Chief O’Neill is a proven leader and motivator with over 31 years of experience in law enforcement. His commitment to the NYPD and the City of New York earned him AAPLE’s 2015 Law Enforcement Person of the Year Award. Chief of Department James P. O'Neill was appointed to the NYC Transit Police Department in January 1983, and began his career on patrol in Transit District 1. He was promoted to Sergeant in September 1987; Sergeant Special Assignment in April 1991; Lieutenant in August 1992; Lieutenant Special Assignment in August 1995; Captain in November 1997; Deputy Inspector in December 2001; Inspector in August 2003; Deputy Chief in October 2005 and to Chief of Patrol on June 2, 2014. He has served in Transit Districts 1, 3 and 11; the 25, 44, 52 and Central Park Precincts; the Firearms Training Section; the Police Academy; Warrant Section; SATCOM Detective-Narcotic Operations; the Vice Enforcement Division; the Narcotics Division; the Fugitive Enforcement Division; and the Office of the Police Commissioner. He has served as Commanding Officer of the Office of the Police Commissioner, the 25, 44 and Central Park Precincts, the Vice Enforcement Division, the Narcotics Division, as well as the Fugitive Enforcement Division. He has also served as Executive Officer of the 52 Precinct and SATCOM Detective Narcotic Operations.

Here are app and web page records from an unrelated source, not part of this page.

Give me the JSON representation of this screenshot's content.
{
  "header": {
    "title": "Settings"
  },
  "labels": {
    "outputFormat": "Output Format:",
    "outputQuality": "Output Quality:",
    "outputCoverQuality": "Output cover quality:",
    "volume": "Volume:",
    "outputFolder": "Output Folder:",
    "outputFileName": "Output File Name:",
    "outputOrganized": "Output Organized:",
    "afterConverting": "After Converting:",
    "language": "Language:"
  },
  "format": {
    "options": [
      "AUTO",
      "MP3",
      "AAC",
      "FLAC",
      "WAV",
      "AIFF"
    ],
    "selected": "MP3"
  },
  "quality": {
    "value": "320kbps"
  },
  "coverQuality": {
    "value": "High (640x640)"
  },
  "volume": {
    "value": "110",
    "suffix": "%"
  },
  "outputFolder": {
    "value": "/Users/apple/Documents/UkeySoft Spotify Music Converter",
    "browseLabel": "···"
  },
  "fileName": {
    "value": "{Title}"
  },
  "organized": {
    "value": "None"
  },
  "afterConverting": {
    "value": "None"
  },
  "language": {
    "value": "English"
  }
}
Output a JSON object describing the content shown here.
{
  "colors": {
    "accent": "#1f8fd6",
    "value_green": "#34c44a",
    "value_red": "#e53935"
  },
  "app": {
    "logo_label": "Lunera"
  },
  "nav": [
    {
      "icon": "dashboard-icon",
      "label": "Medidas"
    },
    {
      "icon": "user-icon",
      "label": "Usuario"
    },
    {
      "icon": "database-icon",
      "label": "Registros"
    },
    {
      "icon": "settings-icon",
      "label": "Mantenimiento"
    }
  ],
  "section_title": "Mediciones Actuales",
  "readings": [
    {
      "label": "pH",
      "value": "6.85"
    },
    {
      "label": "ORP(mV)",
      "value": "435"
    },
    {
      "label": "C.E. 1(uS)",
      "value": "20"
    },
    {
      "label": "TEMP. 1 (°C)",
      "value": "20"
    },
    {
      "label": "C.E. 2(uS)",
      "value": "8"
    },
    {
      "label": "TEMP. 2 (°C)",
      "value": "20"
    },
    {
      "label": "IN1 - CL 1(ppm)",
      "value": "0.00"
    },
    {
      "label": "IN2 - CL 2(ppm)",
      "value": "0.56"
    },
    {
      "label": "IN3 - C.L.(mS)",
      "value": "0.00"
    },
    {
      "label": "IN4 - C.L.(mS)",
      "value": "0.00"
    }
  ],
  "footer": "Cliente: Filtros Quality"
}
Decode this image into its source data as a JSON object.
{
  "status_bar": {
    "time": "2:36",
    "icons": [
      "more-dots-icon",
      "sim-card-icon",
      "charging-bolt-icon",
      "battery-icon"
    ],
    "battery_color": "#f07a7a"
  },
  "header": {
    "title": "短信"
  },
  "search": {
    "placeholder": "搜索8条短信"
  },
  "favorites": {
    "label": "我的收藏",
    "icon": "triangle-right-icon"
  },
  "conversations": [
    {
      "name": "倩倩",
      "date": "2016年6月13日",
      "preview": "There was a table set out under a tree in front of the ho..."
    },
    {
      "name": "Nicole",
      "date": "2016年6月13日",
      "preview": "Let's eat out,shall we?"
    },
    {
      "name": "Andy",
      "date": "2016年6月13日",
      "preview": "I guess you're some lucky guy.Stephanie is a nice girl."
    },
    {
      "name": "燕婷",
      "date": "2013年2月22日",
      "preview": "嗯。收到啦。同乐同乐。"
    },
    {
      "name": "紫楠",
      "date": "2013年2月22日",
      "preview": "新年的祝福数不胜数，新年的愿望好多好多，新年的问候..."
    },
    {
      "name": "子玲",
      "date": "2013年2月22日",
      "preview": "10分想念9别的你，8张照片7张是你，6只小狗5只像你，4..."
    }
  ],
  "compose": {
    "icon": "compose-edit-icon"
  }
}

Chief O'Neill holds a Bachelor of Arts degree in Government and a Master of Public Administration degree from John Jay College.
2014 AAPLE LAW ENFORCEMENT OFFICER OF THE YEAR
POLICE COMMISSIONER WILLIAM J. BRATTON
As the Police Commissioner of the most respected law enforcement agency in the world, who has established an international reputation for re-engineering police departments and developing Compstat, as well as revitalizing morale and cutting crime where ever he leads, Commissioner Bratton was selected as AAPLE’s 2014 AAPLE Law Enforcement Officer of the Year.
Police Commissioner Bratton has an international reputation for re-engineering police departments and fighting crime in the 1990s. As Chief of the NYC Transit Police, Boston Police Commissioner, and in his first term as NYPD Police Commissioner, he revitalized morale and cut crime in all three posts, achieving the largest crime declines in New York City’s history. At the NYPD in 1994 and 1995, he led the development of Compstat, the internationally acclaimed command accountability system now in use by police departments nationwide. As LAPD Chief from 2002 to 2009 and in a city known for its entrenched gang culture and youth violence, he brought crime to historically low levels, greatly improved race relations, and reached out to young people with a range of innovative police programs. He is the only person ever to lead the police agencies of the nation’s two largest cities.
|2012||James P. Hall|
Raymond W. Kelly
|2007||Joseph F. X. Cunneen|
|2013||Philip Banks III|